But considering what happened in Charleston earlier this month, perhaps the Tigers are ahead of schedule.
The Urbana boys climbed to first place at the Sept. 7 Charleston Invitational, the Tigers’ 63 points slotting them just ahead of M-S and Centennial at 69 apiece.
Farokhi determined it was the Urbana boys’ first invitational victory “in over a decade.”
“We’ve done a good job of going back and looking through Urbana’s history and showing them where we stand as a team,” Farokhi said. “I’m not sure if they understood exactly what they just accomplished. ... But they were very excited.”
The Tiger boys still have a bit of work to do in order to snag their first top-10 state finish since 1966, currently rated 18th in MileSplit’s Class 2A boys’ poll.
But they’re off to a solid enough start, paced by sophomore Sam Lambert’s squad-leading top time of 16 minutes, 55 seconds, and close challenges from senior Jeremie Bokata (17:11) and sophomore Park Mitchell (17:11).
“We’ve definitely had that dance already in the first couple of meets where ... we’ve done a good job of keeping the packs together,” Farokhi said, “and if a teammate puts a gap on somebody else, the other teammate generally fills that gap later on in the race.”

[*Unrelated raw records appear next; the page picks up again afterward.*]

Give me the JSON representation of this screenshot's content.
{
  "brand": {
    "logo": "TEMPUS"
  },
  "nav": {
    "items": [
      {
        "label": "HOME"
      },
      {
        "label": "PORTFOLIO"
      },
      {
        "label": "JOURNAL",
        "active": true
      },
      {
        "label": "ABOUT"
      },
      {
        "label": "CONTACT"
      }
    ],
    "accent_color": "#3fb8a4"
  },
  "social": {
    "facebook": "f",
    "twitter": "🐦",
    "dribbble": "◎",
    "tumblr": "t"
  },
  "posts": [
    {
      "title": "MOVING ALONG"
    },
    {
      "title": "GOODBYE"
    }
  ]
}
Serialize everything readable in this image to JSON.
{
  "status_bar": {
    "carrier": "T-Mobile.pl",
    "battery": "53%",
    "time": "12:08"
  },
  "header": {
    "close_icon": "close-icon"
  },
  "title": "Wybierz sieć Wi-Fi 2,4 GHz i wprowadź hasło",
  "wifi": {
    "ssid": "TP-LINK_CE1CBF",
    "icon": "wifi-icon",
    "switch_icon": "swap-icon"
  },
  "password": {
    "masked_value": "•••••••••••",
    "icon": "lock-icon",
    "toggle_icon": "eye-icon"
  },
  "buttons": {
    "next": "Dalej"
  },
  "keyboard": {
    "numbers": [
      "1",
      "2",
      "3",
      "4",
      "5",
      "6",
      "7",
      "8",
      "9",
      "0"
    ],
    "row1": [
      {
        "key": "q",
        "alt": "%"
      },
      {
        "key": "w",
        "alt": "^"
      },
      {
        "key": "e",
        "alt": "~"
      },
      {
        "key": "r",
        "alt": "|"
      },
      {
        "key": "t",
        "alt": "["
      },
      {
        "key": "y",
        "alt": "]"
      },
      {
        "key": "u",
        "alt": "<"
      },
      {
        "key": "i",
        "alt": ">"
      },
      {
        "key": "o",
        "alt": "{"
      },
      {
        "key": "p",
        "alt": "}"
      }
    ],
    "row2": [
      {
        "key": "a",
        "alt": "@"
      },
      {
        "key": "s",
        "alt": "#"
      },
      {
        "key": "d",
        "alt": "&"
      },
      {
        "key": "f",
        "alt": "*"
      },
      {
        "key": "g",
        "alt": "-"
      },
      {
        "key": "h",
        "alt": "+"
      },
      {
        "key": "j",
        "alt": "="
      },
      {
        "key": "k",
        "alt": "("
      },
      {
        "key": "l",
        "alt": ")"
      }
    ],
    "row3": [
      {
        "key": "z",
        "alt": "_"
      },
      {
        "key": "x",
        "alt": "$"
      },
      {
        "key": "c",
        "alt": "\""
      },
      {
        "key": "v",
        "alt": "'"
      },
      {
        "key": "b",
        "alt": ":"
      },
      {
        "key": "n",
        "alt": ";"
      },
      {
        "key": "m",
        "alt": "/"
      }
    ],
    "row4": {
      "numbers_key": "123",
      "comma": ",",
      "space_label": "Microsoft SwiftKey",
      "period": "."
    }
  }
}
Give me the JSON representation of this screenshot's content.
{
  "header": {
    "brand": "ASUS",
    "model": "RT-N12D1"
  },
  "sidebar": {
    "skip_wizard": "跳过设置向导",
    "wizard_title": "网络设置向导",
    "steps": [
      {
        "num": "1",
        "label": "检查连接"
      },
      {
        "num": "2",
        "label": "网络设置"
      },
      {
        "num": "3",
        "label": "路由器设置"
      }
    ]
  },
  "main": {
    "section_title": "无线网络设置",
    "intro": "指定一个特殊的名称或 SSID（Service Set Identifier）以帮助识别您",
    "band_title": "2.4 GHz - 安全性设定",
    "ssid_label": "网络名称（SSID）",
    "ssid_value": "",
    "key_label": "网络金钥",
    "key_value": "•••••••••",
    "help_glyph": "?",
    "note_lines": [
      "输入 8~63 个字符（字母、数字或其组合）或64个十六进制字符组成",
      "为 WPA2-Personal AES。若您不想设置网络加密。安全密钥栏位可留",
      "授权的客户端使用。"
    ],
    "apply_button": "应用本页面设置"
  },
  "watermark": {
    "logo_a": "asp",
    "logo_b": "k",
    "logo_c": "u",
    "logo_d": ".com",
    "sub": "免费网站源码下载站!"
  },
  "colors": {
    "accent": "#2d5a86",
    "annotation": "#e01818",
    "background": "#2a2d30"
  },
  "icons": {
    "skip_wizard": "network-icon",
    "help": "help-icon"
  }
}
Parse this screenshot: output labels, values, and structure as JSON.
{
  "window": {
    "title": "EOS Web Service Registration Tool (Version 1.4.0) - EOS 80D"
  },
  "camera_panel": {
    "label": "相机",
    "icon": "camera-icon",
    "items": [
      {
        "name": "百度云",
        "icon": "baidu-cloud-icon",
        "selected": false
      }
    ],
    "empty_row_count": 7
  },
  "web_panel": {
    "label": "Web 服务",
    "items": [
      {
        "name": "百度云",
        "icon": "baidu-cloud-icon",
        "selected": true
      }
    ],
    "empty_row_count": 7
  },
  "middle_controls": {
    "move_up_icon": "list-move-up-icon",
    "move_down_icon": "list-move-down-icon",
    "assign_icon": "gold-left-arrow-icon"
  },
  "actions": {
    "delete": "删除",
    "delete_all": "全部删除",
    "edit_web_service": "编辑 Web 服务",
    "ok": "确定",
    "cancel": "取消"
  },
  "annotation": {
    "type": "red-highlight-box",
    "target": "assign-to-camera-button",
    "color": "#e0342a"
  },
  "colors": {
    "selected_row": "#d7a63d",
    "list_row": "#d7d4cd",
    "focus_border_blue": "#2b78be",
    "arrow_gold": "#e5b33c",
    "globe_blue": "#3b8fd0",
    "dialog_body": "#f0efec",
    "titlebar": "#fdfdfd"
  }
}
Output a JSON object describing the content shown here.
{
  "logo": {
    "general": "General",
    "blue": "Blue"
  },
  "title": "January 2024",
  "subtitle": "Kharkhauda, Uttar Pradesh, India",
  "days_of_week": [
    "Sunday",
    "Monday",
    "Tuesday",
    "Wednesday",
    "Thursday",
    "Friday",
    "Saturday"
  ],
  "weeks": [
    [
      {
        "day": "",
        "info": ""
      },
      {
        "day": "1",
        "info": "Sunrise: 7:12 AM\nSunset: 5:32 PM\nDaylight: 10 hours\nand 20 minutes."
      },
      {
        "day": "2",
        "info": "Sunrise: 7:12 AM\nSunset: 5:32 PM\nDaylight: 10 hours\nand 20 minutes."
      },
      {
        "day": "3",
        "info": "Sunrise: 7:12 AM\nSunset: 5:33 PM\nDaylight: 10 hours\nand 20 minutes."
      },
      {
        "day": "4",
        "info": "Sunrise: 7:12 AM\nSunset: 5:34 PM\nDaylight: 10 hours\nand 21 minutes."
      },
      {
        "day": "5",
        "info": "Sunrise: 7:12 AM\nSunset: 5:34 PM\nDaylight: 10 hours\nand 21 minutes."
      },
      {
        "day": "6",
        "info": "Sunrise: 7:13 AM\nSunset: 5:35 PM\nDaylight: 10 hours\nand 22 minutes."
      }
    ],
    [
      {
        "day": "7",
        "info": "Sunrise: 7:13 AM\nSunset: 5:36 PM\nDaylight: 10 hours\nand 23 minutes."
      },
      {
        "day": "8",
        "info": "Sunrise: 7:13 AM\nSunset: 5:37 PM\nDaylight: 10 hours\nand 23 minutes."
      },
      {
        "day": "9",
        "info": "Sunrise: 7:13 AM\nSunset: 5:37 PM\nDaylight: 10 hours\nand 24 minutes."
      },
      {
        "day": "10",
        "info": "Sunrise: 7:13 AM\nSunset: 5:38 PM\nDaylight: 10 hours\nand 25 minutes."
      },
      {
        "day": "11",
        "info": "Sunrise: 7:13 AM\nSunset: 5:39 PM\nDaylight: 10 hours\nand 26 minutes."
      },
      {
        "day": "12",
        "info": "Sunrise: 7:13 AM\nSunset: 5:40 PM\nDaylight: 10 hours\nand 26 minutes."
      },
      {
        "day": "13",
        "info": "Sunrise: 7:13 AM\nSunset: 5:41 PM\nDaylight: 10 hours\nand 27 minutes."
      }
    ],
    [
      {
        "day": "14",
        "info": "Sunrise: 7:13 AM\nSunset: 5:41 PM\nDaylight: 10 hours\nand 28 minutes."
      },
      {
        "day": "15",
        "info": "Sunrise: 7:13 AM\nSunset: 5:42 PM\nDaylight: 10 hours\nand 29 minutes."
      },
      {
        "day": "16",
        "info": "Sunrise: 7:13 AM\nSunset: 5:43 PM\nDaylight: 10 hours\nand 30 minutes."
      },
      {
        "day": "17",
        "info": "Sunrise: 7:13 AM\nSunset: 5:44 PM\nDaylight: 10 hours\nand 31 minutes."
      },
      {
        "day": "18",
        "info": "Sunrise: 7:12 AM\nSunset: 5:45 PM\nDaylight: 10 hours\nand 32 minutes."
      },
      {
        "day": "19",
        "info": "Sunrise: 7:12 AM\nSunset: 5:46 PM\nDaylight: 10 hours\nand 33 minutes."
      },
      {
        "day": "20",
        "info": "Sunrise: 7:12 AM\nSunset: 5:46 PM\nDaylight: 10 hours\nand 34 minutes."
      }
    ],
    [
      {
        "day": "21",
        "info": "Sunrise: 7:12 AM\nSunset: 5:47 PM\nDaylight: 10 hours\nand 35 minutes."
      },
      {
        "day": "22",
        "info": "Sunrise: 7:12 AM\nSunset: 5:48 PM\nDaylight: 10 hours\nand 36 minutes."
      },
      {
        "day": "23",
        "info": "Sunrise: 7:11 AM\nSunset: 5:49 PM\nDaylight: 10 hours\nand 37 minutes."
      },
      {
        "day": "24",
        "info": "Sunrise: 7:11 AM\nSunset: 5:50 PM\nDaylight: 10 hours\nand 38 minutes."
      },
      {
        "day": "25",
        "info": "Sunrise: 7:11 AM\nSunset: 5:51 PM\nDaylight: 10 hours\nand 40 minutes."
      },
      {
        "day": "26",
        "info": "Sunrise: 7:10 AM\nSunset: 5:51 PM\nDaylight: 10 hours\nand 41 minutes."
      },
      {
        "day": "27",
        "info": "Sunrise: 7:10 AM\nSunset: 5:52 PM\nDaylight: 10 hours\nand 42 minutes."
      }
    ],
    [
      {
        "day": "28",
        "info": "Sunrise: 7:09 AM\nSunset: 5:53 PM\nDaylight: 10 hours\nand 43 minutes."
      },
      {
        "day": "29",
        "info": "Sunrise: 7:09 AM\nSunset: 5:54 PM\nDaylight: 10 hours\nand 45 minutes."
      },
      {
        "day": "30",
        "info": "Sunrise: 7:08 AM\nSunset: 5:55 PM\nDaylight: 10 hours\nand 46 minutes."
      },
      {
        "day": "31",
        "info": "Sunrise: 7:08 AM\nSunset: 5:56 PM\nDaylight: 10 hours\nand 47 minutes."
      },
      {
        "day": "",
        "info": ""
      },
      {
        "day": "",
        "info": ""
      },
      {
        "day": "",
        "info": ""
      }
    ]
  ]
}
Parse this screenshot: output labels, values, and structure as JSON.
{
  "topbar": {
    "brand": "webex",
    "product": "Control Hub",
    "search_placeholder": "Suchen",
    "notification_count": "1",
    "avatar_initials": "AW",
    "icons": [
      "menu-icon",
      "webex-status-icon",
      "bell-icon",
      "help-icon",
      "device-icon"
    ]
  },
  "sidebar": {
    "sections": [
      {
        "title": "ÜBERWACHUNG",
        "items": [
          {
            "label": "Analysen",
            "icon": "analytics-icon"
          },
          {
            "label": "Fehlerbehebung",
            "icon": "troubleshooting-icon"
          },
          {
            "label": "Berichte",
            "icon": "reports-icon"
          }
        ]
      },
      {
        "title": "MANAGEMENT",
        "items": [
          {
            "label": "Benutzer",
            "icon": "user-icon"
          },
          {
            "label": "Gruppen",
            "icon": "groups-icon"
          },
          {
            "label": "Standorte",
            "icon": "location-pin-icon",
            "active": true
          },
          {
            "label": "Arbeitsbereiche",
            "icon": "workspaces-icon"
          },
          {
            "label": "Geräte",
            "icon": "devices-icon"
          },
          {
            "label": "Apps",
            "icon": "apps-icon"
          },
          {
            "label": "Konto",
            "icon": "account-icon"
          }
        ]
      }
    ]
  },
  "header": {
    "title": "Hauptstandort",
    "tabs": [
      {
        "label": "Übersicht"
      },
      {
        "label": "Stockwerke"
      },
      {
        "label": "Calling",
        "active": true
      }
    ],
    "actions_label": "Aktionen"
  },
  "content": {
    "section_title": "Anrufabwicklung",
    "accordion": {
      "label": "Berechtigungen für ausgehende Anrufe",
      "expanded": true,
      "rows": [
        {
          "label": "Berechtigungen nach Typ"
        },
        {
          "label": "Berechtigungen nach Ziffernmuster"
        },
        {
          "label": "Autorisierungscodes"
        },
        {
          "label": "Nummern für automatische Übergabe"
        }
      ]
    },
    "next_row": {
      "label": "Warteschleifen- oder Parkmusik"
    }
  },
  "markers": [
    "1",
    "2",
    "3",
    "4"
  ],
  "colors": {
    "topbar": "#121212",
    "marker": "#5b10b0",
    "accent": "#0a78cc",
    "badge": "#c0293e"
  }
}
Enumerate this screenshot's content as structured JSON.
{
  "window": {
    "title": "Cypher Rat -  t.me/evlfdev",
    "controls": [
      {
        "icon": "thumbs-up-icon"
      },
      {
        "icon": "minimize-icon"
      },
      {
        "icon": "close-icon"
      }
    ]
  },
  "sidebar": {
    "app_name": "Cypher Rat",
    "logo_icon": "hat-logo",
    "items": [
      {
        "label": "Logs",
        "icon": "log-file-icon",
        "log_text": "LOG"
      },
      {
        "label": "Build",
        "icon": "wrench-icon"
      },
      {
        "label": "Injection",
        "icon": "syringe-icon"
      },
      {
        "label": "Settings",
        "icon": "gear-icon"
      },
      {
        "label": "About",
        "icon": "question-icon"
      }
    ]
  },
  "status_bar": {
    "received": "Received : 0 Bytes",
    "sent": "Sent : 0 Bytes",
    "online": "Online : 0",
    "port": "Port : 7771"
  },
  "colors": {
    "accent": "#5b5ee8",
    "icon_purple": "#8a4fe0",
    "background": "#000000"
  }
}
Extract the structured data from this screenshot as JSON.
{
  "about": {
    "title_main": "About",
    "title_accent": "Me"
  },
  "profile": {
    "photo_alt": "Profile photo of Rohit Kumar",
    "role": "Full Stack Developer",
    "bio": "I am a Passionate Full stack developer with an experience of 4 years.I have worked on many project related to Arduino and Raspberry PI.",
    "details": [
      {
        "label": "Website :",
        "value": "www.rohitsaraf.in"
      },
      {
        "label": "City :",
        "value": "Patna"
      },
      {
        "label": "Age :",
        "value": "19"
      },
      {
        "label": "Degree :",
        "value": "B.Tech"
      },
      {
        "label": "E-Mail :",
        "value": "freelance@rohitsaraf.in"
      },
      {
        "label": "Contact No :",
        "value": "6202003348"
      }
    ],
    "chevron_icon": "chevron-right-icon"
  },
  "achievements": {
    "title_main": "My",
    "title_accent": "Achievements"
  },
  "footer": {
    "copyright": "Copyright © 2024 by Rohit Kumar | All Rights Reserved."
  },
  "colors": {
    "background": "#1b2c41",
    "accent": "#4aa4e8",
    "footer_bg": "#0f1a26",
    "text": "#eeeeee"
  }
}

Meanwhile, Olivia Rosenstein is posting times that would fight for a spot in the Urbana boys’ top seven.
The Tigers senior is the lone local girl below 18 minutes so far this year, zooming to a best result of 17:47.
Rosenstein is building off last May’s runner-up outcome in the 2A state track and field 3,200-meter run.
“She’s confident,” Farokhi said. “She’s definitely in (personal-record) shape. Her performances ... having such a large gap in that last mile, we’re not really sure where the chips may fall once she’s packed up with a different-tier group, but we’re excited.”
Another promising athlete on Urbana’s girls’ side is sophomore Celia Barbieri, who is parlaying a 2A 3,200 state qualification earlier this year into sub-20-minute times on the cross-country course.
“Her commitment and her day-to-day confidence and demeanor certainly changed,” Farokhi said. “She’s feeling really good about where she’s at.”
Same goes for the Tiger boys, even if they didn’t find themselves within the 2A state hunt last year.
In fact, Urbana didn’t send an individual beyond the regional round in 2018.
By a similar token, the Tigers went from fourth place in the Charleston Invitational last year to first earlier this month.
“The (assistant) coaches and I are looking through some of the data, and it kind of seems like it’s anyone’s game right now (in regionals and sectionals),” Farokhi said. “They know the task ahead of them is going to be difficult.”